**Work item:** For every line below that includes the word "will", add one; report the final number and nothing else.

**Listed entries:**
* * * * * * *
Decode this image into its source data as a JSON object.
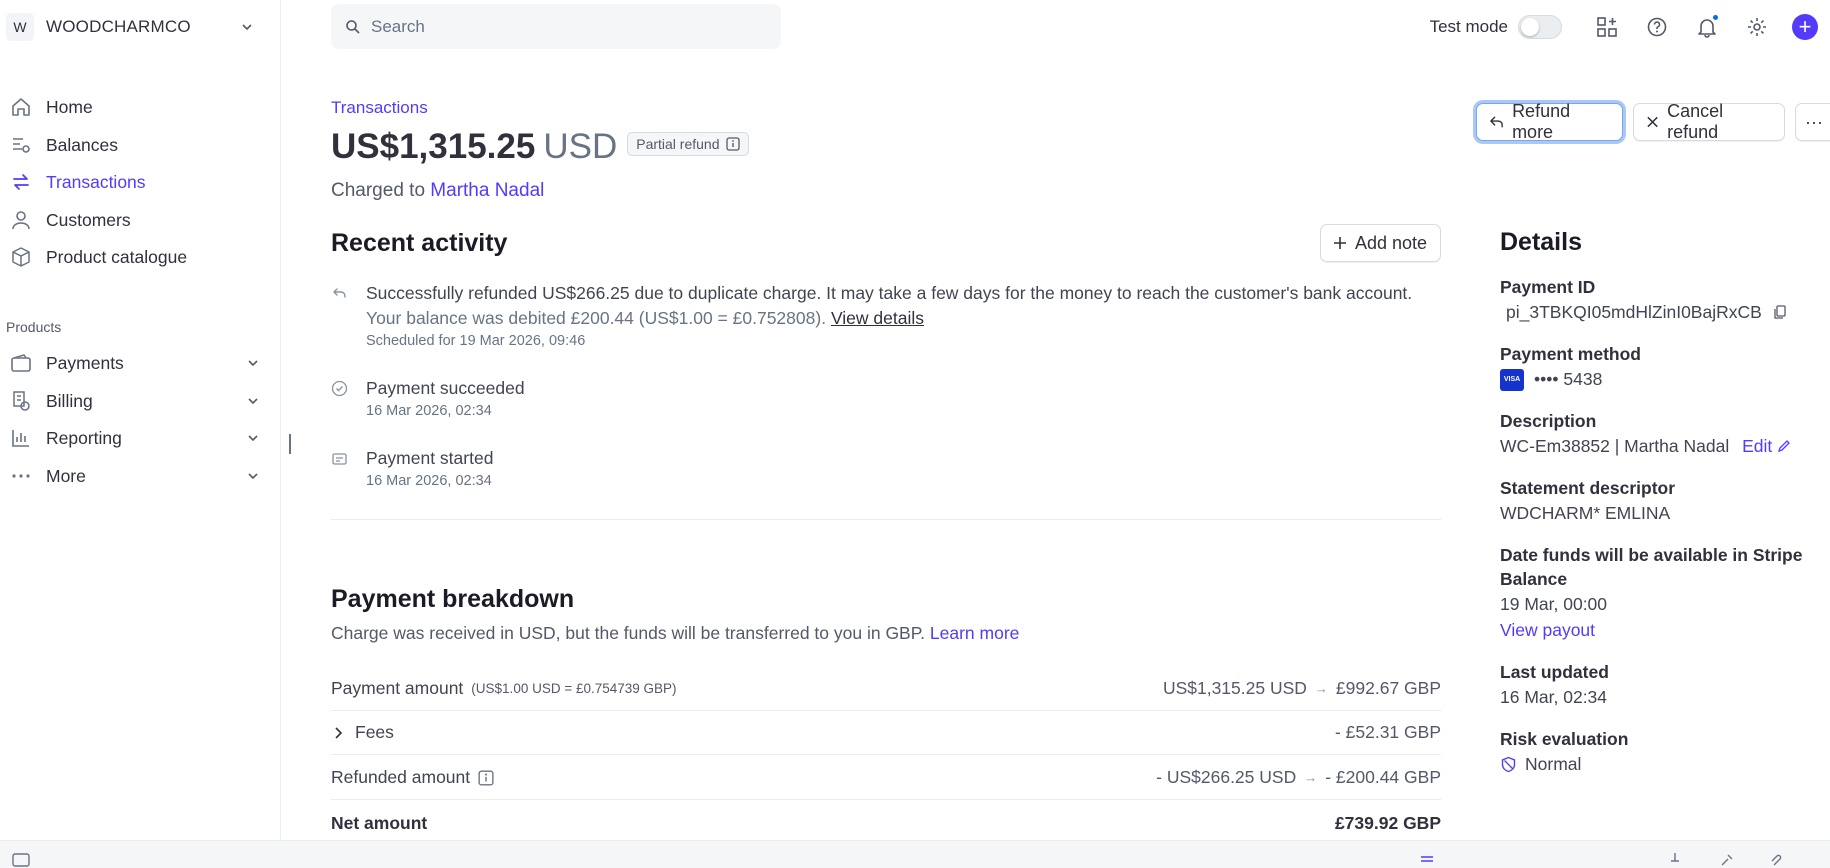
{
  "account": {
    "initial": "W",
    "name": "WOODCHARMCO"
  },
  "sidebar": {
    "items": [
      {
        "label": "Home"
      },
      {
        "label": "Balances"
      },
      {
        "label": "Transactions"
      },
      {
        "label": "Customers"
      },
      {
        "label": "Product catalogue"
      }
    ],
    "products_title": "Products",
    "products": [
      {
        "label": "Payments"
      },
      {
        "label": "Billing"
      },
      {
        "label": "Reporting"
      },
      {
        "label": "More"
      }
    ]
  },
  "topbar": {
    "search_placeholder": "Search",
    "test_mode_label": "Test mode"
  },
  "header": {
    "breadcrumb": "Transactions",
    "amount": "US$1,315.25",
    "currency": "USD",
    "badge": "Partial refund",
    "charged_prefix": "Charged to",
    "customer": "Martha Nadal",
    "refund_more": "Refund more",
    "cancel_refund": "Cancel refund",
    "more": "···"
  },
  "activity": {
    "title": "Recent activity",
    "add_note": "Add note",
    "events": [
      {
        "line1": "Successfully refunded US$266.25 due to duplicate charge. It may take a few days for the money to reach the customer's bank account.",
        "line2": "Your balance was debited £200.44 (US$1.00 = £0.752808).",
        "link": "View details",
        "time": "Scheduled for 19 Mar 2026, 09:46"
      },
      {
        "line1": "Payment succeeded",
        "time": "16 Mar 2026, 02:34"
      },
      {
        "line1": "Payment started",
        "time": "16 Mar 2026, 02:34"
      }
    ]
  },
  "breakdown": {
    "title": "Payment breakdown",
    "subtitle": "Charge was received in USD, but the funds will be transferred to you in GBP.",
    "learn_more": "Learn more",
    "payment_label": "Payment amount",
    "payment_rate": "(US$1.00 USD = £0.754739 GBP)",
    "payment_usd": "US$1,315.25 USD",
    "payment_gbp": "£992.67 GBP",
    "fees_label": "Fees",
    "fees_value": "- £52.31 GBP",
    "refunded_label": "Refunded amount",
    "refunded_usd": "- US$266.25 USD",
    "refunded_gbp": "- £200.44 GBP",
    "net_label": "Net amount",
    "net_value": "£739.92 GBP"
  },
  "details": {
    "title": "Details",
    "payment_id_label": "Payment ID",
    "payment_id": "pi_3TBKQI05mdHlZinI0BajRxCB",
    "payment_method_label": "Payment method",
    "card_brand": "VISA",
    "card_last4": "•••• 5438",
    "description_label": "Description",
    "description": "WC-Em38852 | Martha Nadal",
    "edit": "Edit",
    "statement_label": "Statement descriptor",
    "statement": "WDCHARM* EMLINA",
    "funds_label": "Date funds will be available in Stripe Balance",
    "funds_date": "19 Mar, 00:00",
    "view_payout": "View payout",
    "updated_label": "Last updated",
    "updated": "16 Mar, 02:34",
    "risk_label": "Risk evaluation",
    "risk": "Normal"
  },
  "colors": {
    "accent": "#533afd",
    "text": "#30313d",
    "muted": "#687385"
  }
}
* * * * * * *
**Reply:** 2